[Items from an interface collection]
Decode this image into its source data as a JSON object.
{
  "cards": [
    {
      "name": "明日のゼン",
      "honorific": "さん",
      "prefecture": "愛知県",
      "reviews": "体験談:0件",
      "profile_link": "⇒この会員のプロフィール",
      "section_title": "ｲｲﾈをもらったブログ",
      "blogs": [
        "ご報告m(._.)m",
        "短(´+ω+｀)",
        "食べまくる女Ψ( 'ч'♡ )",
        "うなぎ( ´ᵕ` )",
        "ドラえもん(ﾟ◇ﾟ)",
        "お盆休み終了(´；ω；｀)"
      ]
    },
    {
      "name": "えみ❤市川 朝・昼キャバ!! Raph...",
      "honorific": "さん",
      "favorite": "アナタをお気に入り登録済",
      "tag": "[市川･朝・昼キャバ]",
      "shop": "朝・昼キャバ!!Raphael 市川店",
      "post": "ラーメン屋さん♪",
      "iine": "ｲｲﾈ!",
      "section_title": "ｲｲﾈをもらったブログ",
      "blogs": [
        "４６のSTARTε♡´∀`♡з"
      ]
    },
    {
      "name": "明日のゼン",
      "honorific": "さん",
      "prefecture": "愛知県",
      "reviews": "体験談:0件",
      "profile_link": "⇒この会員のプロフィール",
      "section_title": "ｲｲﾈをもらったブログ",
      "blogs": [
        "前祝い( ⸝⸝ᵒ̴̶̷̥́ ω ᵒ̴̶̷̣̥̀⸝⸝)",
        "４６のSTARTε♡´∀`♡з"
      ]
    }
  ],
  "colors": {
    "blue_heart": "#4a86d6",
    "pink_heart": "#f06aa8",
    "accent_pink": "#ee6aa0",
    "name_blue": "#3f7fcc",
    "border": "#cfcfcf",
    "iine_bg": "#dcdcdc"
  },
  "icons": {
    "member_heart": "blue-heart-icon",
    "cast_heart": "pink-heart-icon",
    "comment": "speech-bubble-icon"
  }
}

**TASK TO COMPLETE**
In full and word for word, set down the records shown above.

**EXPECTED ANSWER**
Decode this image into its source data as a JSON object.
{
  "cards": [
    {
      "name": "明日のゼン",
      "honorific": "さん",
      "prefecture": "愛知県",
      "reviews": "体験談:0件",
      "profile_link": "⇒この会員のプロフィール",
      "section_title": "ｲｲﾈをもらったブログ",
      "blogs": [
        "ご報告m(._.)m",
        "短(´+ω+｀)",
        "食べまくる女Ψ( 'ч'♡ )",
        "うなぎ( ´ᵕ` )",
        "ドラえもん(ﾟ◇ﾟ)",
        "お盆休み終了(´；ω；｀)"
      ]
    },
    {
      "name": "えみ❤市川 朝・昼キャバ!! Raph...",
      "honorific": "さん",
      "favorite": "アナタをお気に入り登録済",
      "tag": "[市川･朝・昼キャバ]",
      "shop": "朝・昼キャバ!!Raphael 市川店",
      "post": "ラーメン屋さん♪",
      "iine": "ｲｲﾈ!",
      "section_title": "ｲｲﾈをもらったブログ",
      "blogs": [
        "４６のSTARTε♡´∀`♡з"
      ]
    },
    {
      "name": "明日のゼン",
      "honorific": "さん",
      "prefecture": "愛知県",
      "reviews": "体験談:0件",
      "profile_link": "⇒この会員のプロフィール",
      "section_title": "ｲｲﾈをもらったブログ",
      "blogs": [
        "前祝い( ⸝⸝ᵒ̴̶̷̥́ ω ᵒ̴̶̷̣̥̀⸝⸝)",
        "４６のSTARTε♡´∀`♡з"
      ]
    }
  ],
  "colors": {
    "blue_heart": "#4a86d6",
    "pink_heart": "#f06aa8",
    "accent_pink": "#ee6aa0",
    "name_blue": "#3f7fcc",
    "border": "#cfcfcf",
    "iine_bg": "#dcdcdc"
  },
  "icons": {
    "member_heart": "blue-heart-icon",
    "cast_heart": "pink-heart-icon",
    "comment": "speech-bubble-icon"
  }
}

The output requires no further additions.